PROBLEM: Set down the entries below exactly as written.

SOURCE INFORMATION:

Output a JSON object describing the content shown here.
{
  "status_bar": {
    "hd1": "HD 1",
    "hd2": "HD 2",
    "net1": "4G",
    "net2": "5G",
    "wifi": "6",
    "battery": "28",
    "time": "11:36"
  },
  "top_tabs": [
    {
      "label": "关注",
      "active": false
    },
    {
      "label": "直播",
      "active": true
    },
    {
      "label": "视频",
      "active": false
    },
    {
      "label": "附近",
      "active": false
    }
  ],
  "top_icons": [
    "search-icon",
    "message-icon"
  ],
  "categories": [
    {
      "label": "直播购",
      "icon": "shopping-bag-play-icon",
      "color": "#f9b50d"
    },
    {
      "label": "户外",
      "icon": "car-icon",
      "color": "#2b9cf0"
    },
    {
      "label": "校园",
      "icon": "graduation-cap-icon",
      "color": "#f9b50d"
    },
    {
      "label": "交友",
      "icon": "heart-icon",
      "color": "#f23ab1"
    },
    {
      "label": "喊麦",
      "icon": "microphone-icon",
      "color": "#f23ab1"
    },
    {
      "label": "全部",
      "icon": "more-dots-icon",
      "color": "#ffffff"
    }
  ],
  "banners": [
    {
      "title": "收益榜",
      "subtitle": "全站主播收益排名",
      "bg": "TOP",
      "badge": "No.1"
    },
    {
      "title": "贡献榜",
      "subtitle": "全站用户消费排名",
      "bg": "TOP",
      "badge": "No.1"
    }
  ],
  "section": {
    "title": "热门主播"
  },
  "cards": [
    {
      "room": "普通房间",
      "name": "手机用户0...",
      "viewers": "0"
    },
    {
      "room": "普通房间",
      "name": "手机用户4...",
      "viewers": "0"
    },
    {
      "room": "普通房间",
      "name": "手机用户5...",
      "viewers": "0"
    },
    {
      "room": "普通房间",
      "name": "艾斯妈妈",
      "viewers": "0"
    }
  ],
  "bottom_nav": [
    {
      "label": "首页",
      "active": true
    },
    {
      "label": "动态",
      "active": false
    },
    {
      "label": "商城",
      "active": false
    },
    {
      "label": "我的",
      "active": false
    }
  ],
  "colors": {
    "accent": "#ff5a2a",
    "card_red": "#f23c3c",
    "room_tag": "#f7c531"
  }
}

OUTPUT OF THE TASK:
Output a JSON object describing the content shown here.
{
  "status_bar": {
    "hd1": "HD 1",
    "hd2": "HD 2",
    "net1": "4G",
    "net2": "5G",
    "wifi": "6",
    "battery": "28",
    "time": "11:36"
  },
  "top_tabs": [
    {
      "label": "关注",
      "active": false
    },
    {
      "label": "直播",
      "active": true
    },
    {
      "label": "视频",
      "active": false
    },
    {
      "label": "附近",
      "active": false
    }
  ],
  "top_icons": [
    "search-icon",
    "message-icon"
  ],
  "categories": [
    {
      "label": "直播购",
      "icon": "shopping-bag-play-icon",
      "color": "#f9b50d"
    },
    {
      "label": "户外",
      "icon": "car-icon",
      "color": "#2b9cf0"
    },
    {
      "label": "校园",
      "icon": "graduation-cap-icon",
      "color": "#f9b50d"
    },
    {
      "label": "交友",
      "icon": "heart-icon",
      "color": "#f23ab1"
    },
    {
      "label": "喊麦",
      "icon": "microphone-icon",
      "color": "#f23ab1"
    },
    {
      "label": "全部",
      "icon": "more-dots-icon",
      "color": "#ffffff"
    }
  ],
  "banners": [
    {
      "title": "收益榜",
      "subtitle": "全站主播收益排名",
      "bg": "TOP",
      "badge": "No.1"
    },
    {
      "title": "贡献榜",
      "subtitle": "全站用户消费排名",
      "bg": "TOP",
      "badge": "No.1"
    }
  ],
  "section": {
    "title": "热门主播"
  },
  "cards": [
    {
      "room": "普通房间",
      "name": "手机用户0...",
      "viewers": "0"
    },
    {
      "room": "普通房间",
      "name": "手机用户4...",
      "viewers": "0"
    },
    {
      "room": "普通房间",
      "name": "手机用户5...",
      "viewers": "0"
    },
    {
      "room": "普通房间",
      "name": "艾斯妈妈",
      "viewers": "0"
    }
  ],
  "bottom_nav": [
    {
      "label": "首页",
      "active": true
    },
    {
      "label": "动态",
      "active": false
    },
    {
      "label": "商城",
      "active": false
    },
    {
      "label": "我的",
      "active": false
    }
  ],
  "colors": {
    "accent": "#ff5a2a",
    "card_red": "#f23c3c",
    "room_tag": "#f7c531"
  }
}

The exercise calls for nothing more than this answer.